The effort, according to state officials, was the largest non-hurricane search-and-rescue mission in Florida history. But, for the fifth day in a row, the dangerous work produced little reason for optimism: two more bodies were discovered among the still-smoking rubble, bringing the total number of confirmed dead to 11; 150 people remained missing.
With the grim reality sinking in, loved ones of those still missing were shuttled to the oceanfront debris pile that was once Champlain Towers South to stand vigil, pay respects, and see for themselves what is being done to find signs of life. They have witnessed harrowing scenes while there: One of the rescuers fell 25 feet. An official stated that the firefighter refused medical attention and continued to work.
Officials said that, despite the dangers to those working on the vast and treacherous site, the search would continue, with no timetable for transitioning from rescue to recovery. They also stated that they were being open and honest with family members about the dwindling chances of survival with each passing day.
Federal investigators from the National Institute of Standards and Technology (NIST) were among those looking for clues on Monday, though no immediate answers are expected.
Authorities had good reason to make an exception: the Champlain Towers could be the deadliest accidental building collapse in American history. And the investigators’ final findings could have far-reaching implications not only in Florida, but also elsewhere.
However, because there were few solid theories as to why the tower collapsed, it was unclear what those fixes might be.
On Monday, eight rescue teams from across Florida, as well as Israel and Mexico’s international rescue team, Topos Azteca, participated in the search. Out-of-state help also poured in, with Virginia sending an engineer from Fairfax County to assess which areas of the rubble were safe, according to Jeff Lewis, chief of the Fairfax County Fire Department.
Torches, specially trained dogs, and seismic acoustic sensors that resemble coffee cans and can hear tapping through rubble from dozens of feet away are among the tools used in urban search and rescue.
The task at hand is extremely delicate. According to Gregg Favre, executive director of the St. Louis regional response system, first responders are essentially constructing a makeshift mineshaft in the hopes of reaching people who have been insulated in a void amid the debris.
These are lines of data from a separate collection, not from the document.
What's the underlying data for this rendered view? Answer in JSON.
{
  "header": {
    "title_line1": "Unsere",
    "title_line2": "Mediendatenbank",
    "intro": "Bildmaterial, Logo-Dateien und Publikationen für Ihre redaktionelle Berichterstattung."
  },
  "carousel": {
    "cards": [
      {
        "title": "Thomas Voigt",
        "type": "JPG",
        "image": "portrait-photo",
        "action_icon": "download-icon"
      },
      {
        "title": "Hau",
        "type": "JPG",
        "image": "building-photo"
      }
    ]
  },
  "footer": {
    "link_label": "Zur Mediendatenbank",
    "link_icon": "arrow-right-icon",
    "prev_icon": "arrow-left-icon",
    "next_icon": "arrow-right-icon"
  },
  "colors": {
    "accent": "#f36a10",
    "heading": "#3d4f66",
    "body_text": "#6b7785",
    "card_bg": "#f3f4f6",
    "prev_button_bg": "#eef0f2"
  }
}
According to Ken Keen, a retired three-star Army general who led the military’s relief efforts following the 2010 earthquake that devastated Haiti, the cruel randomness of the collapse will put strains not only on the families of the missing, but also on rescue teams working in heat, dust, and jagged fragments looking for miracles.
Despite the fact that rescuers have not found survivors since the collapse’s early hours, they have discovered items that remind them of who they are looking for: a football. A plush animal. T-shirt for a bar mitzvah.
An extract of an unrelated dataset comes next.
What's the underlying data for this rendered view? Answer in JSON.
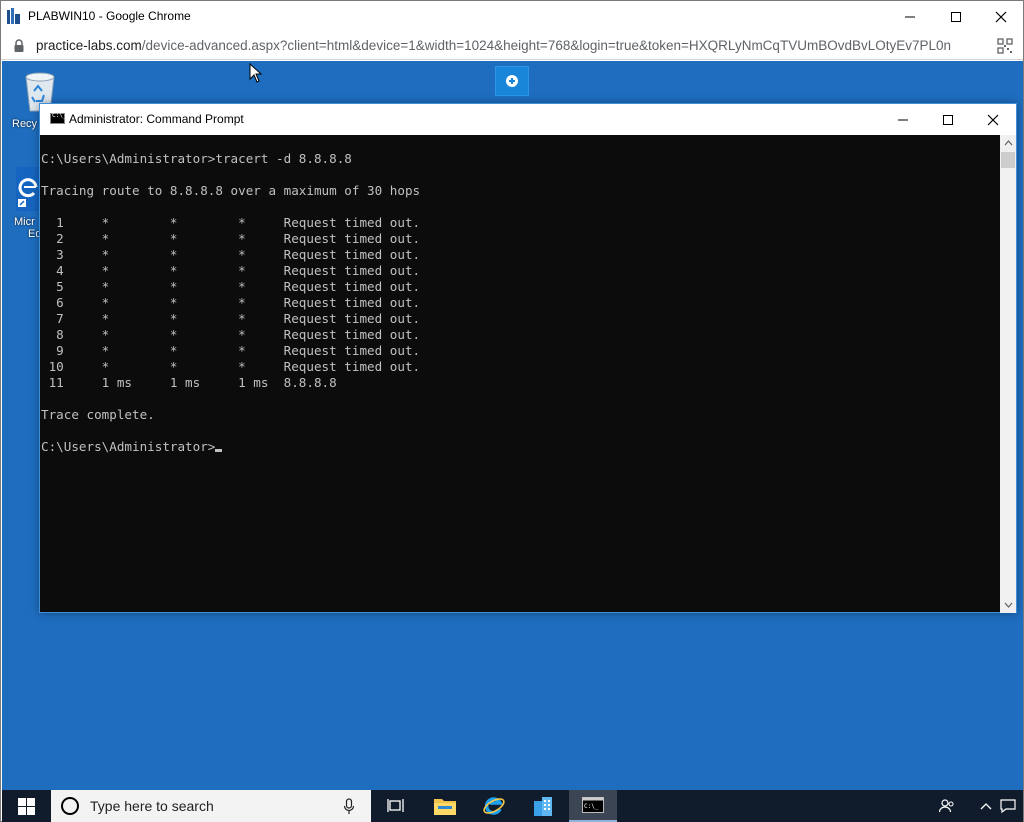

Rescuers have gathered the belongings to be left at a memorial set up a block away. The memorial has become a place for those digging through the rubble to leave mementos — possibly once prized by their owners, but now treasured as the last traces of people who have vanished.
Eyal Golan was among those who took a bus from the Grand Beach Hotel to the rubble pile where his friend, Estelle Hedaya, who is still missing, once lived.
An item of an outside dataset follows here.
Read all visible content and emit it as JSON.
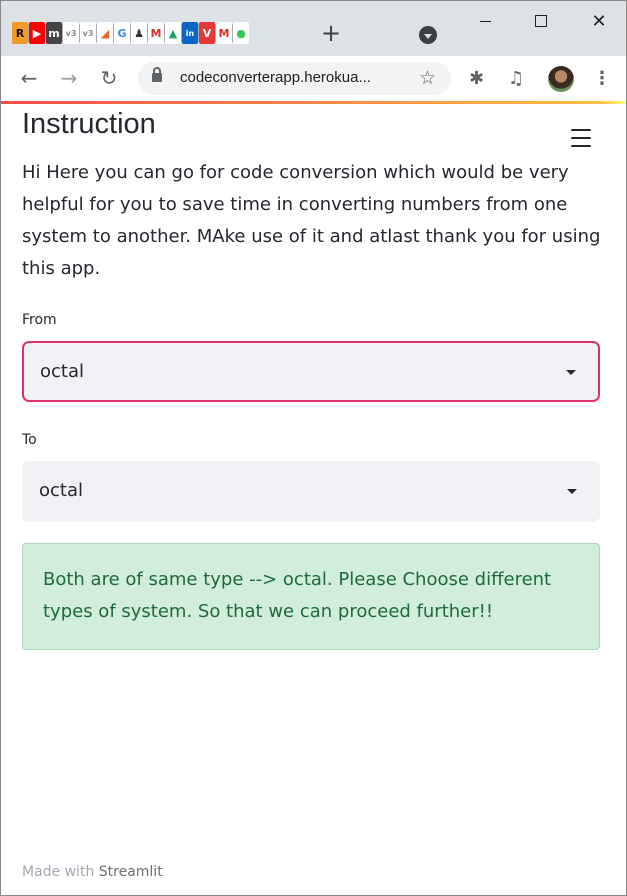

Golan tilted his head up, counting the units to Hedaya’s floor, and saw what he assumed was her apartment, which had been ripped in half by the collapse. He said the balcony and living room were fine, but the den and bedroom had been ripped apart — and the master bedroom had been destroyed. People around him dealt with the tragic scene in their own unique ways. Some people prayed quietly. Some people were staring at the structure. Others yelled the names of their missing loved ones into the midst of the devastation.